I'm a lover of weird facts. Even though by the time I walk the twenty feet from the living room into the kitchen, I might forget what I went in there for, I'll remember that, for example, the dot over the letter "i" is called a "dittle."
Maybe my fascination with irrelevant and often useless trivia comes from growing up during the Golden Age of TV Game Shows. After all, as a child I learned that knowing an odd fact or two (Jeopardy), or having a fishing lure handy in your purse (Let's Make a Deal), or being able to guess the word "oyster" from a clue like "slimy things inside shells" (25,000 Pyramid), or knowing the manufacturer's retail price of a can of beans (The Price is Right) might someday make you pseudo-famous, and put a nice fat check in your pocket.

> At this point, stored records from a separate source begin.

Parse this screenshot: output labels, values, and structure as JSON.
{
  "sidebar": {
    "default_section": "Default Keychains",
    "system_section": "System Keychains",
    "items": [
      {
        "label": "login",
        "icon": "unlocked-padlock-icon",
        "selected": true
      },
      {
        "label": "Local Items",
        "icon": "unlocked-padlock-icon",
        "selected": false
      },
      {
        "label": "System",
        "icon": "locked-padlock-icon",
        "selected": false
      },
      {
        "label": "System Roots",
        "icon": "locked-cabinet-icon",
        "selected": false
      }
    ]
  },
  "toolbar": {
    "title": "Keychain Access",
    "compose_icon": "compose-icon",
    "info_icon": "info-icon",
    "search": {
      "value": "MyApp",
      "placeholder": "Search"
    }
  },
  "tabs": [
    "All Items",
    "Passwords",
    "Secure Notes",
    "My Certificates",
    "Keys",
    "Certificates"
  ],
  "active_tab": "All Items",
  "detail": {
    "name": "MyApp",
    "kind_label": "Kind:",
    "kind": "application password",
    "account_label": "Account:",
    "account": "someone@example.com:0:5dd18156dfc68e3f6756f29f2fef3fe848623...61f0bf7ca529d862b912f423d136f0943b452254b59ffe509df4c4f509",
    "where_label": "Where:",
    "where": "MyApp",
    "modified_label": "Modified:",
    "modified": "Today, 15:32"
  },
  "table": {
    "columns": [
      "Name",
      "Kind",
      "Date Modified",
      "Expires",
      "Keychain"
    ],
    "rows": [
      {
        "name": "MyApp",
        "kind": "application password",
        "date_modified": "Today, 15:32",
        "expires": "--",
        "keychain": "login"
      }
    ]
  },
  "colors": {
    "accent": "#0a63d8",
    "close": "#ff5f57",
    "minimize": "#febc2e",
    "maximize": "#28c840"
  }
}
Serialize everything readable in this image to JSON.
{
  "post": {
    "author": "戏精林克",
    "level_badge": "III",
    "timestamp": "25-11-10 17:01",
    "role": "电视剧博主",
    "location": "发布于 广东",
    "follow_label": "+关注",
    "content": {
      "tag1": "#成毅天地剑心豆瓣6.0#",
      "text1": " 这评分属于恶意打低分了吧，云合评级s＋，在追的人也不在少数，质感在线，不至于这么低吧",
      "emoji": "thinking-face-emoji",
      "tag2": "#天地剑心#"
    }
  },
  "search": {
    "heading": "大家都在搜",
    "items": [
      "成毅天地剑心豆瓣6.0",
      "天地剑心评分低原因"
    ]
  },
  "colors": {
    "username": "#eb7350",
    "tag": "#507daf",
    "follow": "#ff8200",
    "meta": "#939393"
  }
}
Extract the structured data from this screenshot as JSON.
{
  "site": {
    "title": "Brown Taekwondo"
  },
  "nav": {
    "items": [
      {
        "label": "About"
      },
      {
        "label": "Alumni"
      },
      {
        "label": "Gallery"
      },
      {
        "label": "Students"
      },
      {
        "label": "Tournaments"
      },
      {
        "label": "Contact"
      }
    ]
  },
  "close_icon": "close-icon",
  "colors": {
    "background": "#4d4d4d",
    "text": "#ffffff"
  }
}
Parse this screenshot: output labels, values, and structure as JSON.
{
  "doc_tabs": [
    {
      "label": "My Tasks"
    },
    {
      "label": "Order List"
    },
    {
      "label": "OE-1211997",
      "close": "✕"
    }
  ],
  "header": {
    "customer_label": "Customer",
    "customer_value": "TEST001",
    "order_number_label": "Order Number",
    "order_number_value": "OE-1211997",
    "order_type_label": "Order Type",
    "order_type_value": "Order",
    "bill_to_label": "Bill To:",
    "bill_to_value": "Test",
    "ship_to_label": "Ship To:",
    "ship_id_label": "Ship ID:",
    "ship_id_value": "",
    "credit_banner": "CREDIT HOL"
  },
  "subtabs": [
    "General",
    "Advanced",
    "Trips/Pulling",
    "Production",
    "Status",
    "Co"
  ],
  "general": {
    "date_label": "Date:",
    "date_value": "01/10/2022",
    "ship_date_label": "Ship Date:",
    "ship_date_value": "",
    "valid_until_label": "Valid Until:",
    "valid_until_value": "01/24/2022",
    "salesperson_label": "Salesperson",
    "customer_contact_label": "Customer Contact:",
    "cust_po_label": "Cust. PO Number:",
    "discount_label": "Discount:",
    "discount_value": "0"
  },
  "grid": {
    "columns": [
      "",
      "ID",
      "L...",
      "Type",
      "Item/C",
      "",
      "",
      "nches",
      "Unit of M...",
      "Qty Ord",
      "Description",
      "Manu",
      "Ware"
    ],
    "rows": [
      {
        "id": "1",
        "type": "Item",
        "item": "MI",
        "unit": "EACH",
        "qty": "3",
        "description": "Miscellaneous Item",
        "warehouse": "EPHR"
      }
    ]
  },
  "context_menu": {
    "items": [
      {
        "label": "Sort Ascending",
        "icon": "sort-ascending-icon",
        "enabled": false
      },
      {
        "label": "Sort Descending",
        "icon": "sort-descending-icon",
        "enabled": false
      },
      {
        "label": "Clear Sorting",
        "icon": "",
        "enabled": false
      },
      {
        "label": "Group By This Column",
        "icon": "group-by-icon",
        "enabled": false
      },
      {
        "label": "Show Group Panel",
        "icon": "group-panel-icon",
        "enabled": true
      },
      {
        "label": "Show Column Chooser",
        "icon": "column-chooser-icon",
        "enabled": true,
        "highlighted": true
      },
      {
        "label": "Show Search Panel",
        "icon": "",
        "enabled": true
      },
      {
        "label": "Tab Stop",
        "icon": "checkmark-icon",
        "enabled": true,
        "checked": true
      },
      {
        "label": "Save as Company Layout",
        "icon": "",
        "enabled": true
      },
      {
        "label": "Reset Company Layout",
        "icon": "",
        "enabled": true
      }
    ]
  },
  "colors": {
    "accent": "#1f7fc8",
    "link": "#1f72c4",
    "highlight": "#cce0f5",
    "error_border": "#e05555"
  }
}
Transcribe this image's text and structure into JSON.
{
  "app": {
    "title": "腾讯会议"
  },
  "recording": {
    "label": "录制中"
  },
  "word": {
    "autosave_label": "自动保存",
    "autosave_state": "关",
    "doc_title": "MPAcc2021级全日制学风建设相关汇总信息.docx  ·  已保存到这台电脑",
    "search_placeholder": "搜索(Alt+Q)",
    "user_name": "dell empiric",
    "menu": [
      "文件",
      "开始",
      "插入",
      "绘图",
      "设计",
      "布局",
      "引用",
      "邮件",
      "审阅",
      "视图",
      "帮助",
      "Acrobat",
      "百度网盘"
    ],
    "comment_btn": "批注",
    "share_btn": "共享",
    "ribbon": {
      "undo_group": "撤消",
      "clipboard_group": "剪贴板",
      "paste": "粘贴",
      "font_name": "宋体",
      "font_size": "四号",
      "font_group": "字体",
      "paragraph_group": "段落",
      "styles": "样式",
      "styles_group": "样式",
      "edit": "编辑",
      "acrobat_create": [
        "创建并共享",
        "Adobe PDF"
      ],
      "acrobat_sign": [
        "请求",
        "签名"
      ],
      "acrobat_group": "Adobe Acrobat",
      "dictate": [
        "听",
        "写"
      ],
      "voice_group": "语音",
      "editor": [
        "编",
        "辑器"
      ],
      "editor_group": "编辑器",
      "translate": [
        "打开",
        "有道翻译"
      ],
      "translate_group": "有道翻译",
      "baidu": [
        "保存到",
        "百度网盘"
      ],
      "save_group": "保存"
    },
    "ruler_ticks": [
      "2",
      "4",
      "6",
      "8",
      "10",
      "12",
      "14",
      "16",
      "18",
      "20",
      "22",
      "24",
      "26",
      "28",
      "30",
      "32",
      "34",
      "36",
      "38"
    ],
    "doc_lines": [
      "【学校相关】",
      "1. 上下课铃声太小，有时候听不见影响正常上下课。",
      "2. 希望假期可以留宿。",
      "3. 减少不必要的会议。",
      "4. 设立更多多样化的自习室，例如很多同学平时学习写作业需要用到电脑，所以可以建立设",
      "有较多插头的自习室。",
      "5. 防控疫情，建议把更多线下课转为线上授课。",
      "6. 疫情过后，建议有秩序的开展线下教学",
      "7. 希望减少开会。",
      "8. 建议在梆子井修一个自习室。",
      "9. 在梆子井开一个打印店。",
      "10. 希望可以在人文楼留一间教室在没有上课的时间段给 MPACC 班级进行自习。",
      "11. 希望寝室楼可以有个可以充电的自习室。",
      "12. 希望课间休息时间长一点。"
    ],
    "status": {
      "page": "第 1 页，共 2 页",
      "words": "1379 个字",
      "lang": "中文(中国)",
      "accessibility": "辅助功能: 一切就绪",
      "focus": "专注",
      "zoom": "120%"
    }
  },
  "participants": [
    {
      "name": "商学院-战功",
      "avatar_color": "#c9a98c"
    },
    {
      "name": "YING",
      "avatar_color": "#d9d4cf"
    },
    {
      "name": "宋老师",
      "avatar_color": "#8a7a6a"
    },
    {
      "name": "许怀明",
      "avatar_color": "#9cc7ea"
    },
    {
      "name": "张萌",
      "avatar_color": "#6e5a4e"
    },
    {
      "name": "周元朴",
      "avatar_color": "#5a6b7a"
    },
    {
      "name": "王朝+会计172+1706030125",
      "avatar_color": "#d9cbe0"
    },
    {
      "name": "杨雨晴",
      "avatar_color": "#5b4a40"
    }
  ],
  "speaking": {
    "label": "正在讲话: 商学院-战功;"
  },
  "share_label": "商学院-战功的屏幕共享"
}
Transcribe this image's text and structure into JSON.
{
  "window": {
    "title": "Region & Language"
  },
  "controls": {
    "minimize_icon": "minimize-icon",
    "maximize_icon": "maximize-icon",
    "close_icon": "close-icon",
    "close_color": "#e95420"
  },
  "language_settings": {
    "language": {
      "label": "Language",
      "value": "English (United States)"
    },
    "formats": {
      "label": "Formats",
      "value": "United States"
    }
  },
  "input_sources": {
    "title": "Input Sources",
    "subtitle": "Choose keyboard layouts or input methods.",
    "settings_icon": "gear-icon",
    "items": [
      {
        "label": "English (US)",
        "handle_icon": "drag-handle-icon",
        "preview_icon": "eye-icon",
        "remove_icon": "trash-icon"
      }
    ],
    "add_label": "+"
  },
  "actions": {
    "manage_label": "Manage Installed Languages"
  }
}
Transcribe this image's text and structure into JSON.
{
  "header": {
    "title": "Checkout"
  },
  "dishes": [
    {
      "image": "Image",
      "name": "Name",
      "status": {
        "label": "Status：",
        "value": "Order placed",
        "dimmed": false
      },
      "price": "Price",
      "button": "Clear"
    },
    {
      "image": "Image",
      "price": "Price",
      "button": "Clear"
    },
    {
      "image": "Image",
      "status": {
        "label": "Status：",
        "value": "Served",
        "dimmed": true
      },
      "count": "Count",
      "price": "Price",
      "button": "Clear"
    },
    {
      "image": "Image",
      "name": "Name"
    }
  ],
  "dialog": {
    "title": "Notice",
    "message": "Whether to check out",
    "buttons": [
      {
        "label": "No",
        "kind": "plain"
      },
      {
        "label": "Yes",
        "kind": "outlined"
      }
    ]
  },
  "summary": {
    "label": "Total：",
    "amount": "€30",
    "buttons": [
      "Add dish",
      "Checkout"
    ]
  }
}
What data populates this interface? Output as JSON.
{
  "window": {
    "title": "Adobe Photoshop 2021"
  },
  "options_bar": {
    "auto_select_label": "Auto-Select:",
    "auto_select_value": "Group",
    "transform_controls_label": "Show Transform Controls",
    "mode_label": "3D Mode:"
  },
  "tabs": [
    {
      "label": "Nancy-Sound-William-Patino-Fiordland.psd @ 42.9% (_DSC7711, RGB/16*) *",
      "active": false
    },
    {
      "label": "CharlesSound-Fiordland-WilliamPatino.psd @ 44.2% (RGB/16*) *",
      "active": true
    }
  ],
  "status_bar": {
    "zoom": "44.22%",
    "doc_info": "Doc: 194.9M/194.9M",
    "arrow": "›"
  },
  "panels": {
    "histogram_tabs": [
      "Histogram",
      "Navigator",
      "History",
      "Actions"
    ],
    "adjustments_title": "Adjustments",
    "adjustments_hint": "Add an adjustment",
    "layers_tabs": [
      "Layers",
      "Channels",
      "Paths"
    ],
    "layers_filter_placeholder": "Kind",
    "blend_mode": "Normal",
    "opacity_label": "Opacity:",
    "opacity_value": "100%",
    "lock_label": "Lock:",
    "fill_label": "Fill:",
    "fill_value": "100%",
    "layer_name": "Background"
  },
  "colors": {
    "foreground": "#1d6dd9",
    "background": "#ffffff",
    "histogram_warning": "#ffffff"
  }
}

Or get you a goat, depending on whether you got greedy and eschewed the box for what was behind Curtain Number One.
Personally, I was always rooting for the goat.
Anyway, my brain virtually teems with useless information. Useless, I say, because really, how often in life do you need to know that, unless you're a contortionist, it's impossible to lick your elbow? Or that eating lobster before the twentieth century was a mark of poverty because they looked like insects, and their name in Latin means "locust." Or that polar bears are left-handed, and elephants are the only animals that can't jump?
You're trying to lick your elbow, aren't you? Stop that.